# DESCRIPTION OF THE TASK:
Copies of all lines that contain "lista" are needed; take them from the data below.
[DATA RECORDS Boundary: Start]
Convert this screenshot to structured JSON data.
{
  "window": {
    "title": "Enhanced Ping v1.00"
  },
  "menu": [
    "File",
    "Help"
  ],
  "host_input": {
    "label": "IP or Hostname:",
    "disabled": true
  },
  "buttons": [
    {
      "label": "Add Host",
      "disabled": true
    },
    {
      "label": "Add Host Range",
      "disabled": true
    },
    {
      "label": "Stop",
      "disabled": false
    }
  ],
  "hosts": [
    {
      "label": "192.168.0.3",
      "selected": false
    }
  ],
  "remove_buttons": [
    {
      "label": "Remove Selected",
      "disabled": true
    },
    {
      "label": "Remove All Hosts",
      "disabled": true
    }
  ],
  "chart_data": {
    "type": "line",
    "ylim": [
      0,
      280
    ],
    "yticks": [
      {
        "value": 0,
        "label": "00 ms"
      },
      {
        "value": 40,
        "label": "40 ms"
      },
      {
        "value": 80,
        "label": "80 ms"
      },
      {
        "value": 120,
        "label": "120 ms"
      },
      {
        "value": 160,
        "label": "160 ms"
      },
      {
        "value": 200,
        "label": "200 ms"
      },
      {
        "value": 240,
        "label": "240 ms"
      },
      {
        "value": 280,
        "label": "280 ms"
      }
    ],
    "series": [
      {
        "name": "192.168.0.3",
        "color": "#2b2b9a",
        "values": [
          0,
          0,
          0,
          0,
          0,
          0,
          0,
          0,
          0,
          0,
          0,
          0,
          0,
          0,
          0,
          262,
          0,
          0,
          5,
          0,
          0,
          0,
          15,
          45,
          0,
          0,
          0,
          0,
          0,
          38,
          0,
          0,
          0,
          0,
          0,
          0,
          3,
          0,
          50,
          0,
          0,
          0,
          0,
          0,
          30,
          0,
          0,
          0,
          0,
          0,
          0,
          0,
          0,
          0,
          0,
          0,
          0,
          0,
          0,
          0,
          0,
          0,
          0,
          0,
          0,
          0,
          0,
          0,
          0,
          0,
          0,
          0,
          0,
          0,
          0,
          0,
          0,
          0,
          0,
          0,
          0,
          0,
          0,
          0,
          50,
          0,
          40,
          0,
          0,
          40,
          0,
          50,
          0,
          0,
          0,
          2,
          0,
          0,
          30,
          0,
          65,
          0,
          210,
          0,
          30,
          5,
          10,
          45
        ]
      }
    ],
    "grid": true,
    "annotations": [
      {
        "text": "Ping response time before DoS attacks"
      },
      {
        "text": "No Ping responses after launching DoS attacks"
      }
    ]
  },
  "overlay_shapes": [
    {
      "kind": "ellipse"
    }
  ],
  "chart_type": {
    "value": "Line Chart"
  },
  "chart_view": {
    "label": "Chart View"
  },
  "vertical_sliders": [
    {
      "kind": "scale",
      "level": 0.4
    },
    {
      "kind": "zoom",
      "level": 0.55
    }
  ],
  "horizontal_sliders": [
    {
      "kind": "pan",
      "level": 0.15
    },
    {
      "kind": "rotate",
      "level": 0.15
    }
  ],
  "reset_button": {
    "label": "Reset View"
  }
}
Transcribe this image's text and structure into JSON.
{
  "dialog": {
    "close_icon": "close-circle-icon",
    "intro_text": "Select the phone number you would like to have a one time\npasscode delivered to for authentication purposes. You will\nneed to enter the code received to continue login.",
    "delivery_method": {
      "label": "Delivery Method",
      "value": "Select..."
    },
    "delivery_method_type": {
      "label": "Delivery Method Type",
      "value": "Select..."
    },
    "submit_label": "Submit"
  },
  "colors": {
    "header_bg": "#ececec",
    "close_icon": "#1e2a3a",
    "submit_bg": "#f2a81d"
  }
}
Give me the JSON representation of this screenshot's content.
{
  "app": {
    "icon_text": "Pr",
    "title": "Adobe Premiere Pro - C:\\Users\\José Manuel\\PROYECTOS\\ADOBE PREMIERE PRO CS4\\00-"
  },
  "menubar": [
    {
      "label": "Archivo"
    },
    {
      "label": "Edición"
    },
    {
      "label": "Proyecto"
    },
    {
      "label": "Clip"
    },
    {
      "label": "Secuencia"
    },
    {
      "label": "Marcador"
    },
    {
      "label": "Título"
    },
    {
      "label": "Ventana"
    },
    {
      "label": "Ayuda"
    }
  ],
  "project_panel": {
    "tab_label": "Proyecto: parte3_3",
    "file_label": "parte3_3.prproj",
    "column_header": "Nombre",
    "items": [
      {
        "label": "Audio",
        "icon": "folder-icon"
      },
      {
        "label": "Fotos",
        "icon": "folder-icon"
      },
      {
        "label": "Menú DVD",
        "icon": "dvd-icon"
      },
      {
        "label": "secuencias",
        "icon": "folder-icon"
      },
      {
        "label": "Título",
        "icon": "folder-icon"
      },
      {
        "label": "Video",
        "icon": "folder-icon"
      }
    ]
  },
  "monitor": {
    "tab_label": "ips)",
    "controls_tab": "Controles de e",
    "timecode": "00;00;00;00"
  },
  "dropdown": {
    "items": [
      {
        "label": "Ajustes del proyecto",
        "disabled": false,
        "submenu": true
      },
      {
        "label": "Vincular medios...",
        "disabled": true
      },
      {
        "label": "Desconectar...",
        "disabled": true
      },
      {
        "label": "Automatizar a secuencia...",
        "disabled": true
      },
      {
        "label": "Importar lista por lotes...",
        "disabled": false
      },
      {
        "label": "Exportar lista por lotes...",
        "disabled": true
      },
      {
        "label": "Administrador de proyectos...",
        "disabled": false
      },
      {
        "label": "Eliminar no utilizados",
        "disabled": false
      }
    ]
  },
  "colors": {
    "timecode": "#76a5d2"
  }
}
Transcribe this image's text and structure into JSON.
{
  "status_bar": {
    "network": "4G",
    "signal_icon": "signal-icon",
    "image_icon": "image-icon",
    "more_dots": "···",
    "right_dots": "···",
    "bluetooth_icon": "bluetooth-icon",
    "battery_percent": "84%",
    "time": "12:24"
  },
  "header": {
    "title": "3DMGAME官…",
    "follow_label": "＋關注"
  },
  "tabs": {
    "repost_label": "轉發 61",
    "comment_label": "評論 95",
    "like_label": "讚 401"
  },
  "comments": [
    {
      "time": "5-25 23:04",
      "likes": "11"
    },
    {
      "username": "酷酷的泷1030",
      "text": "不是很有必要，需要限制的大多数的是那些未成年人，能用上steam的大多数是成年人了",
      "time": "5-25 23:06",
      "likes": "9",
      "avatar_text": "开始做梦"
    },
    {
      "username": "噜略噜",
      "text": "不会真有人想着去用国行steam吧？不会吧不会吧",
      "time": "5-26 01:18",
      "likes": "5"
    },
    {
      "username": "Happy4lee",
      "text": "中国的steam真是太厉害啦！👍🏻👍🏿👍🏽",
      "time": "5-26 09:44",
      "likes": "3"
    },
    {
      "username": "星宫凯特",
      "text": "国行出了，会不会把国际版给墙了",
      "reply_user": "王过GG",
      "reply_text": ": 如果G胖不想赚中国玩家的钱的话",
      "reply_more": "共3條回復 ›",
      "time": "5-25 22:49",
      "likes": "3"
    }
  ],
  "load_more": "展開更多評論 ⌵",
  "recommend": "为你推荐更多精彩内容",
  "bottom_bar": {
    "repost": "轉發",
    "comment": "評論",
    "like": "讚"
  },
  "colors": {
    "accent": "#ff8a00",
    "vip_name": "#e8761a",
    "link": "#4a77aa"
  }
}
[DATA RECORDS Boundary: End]
# RESPONSE BOX:
        "label": "Importar lista por lotes...",
        "label": "Exportar lista por lotes...",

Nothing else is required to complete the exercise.